======== Information supplied ========

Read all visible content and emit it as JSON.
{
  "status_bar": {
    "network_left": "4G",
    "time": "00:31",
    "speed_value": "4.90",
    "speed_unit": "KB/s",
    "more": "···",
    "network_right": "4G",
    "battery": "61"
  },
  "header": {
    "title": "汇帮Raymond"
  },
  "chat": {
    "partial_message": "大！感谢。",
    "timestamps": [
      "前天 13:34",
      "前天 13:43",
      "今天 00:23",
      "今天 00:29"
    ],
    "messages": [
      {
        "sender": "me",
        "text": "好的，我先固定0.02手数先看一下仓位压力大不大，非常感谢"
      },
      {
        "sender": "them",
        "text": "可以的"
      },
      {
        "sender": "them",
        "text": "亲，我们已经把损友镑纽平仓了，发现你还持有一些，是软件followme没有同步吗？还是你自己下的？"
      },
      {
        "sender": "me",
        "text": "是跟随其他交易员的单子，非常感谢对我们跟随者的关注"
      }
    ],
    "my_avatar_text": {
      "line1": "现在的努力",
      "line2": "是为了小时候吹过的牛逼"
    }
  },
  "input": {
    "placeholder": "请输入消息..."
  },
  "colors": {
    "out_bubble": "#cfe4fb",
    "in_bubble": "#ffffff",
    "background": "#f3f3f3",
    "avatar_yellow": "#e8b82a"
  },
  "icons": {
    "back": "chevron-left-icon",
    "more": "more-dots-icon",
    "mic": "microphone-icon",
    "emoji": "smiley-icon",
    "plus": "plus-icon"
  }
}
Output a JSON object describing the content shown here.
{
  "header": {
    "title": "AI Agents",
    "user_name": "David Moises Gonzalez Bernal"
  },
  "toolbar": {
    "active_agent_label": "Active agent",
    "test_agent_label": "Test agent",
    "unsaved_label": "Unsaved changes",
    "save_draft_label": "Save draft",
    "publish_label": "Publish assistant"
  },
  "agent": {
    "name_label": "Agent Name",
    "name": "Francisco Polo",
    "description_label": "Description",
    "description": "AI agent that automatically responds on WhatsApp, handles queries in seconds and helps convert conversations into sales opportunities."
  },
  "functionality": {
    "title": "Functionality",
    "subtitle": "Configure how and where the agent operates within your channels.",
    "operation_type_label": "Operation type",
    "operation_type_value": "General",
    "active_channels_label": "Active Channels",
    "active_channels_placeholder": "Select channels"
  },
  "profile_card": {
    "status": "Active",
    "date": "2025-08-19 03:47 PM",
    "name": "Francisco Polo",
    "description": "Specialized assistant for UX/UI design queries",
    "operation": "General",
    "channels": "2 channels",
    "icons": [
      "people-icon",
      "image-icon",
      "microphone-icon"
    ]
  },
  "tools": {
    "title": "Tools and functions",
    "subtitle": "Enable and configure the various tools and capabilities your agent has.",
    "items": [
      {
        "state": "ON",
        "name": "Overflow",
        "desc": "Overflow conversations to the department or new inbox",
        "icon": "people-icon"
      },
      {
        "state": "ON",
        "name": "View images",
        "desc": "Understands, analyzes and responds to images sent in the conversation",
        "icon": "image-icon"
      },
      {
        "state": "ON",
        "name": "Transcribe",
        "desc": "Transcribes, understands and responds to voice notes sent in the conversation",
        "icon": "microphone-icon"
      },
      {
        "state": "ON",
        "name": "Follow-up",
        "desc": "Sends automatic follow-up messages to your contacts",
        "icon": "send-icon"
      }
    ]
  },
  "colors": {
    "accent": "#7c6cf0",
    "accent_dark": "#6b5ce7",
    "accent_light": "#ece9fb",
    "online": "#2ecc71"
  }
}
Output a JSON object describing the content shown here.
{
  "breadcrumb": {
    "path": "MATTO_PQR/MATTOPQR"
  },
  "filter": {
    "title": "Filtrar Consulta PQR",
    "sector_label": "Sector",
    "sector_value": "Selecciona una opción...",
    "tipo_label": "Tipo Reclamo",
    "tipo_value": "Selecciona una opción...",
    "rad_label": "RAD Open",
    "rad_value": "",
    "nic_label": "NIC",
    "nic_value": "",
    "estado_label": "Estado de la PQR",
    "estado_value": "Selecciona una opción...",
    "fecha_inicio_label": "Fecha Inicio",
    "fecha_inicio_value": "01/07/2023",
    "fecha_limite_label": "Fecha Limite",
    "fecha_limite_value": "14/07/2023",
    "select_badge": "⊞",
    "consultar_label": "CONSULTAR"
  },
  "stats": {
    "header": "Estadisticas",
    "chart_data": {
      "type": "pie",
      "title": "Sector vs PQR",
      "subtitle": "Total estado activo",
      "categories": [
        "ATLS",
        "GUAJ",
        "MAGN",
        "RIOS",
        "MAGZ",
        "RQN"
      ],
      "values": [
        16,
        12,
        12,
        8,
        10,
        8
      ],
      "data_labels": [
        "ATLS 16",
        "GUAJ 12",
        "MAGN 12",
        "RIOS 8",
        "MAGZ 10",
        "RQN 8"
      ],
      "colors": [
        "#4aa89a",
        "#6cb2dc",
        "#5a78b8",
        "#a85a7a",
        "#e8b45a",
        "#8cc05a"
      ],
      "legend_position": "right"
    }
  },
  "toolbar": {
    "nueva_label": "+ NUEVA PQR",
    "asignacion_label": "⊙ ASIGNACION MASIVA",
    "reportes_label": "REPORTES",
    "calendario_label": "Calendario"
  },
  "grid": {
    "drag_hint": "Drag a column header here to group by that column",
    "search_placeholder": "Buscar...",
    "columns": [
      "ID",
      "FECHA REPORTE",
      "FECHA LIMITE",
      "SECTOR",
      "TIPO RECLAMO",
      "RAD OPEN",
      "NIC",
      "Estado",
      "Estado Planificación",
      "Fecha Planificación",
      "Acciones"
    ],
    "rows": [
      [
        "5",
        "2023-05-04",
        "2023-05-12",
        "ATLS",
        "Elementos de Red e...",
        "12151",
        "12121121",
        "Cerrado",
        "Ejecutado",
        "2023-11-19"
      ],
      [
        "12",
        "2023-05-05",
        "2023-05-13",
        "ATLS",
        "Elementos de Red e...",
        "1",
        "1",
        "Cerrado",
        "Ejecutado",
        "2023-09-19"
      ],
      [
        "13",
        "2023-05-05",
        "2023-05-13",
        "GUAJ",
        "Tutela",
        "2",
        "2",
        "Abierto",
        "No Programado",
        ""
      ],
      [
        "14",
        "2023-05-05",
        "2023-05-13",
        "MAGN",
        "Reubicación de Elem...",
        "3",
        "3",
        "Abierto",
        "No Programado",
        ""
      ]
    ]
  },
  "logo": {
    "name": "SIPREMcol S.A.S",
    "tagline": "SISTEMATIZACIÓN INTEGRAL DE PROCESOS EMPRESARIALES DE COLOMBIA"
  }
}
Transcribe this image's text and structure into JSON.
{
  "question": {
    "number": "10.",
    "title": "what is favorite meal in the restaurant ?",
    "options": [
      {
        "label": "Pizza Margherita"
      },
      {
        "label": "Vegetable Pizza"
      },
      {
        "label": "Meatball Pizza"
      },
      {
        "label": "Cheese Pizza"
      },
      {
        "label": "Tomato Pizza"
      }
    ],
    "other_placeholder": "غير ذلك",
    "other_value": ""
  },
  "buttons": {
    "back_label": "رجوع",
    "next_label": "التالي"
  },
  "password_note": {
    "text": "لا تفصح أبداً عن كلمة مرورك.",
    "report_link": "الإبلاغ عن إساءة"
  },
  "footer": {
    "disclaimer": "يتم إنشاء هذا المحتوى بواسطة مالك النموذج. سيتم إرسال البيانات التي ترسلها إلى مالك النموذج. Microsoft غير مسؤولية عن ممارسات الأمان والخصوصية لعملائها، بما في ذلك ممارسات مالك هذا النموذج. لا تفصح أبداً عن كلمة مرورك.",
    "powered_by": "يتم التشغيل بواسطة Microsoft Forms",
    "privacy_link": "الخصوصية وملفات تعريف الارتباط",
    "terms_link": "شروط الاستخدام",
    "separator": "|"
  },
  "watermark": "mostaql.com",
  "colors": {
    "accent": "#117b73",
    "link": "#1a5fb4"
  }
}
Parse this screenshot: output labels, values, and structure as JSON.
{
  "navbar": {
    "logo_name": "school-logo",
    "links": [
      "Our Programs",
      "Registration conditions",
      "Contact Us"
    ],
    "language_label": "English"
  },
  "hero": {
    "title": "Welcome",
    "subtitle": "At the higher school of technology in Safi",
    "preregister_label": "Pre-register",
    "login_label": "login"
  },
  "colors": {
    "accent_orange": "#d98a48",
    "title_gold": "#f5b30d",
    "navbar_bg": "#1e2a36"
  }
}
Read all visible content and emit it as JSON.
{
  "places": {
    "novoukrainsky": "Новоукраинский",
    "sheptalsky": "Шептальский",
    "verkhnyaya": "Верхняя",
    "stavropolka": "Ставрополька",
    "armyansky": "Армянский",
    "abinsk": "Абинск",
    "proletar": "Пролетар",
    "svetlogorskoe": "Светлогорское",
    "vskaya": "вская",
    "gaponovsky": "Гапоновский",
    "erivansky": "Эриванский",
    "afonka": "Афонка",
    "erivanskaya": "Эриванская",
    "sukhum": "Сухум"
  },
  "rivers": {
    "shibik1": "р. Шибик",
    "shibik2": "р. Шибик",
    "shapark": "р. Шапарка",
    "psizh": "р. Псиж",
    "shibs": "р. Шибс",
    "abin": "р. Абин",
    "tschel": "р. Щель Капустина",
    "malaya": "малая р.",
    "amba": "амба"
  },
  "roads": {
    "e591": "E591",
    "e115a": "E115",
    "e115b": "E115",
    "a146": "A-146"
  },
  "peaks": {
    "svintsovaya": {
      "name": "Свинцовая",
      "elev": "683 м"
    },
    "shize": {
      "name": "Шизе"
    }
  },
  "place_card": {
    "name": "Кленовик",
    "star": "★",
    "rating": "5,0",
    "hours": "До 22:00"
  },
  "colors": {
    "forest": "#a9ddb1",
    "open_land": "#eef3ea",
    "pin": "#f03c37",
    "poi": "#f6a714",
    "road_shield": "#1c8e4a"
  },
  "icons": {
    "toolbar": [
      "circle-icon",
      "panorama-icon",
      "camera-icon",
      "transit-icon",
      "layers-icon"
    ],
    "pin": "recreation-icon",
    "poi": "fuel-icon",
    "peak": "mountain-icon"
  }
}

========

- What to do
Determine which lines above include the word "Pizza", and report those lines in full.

- Output below
        "label": "Pizza Margherita"
        "label": "Vegetable Pizza"
        "label": "Meatball Pizza"
        "label": "Cheese Pizza"
        "label": "Tomato Pizza"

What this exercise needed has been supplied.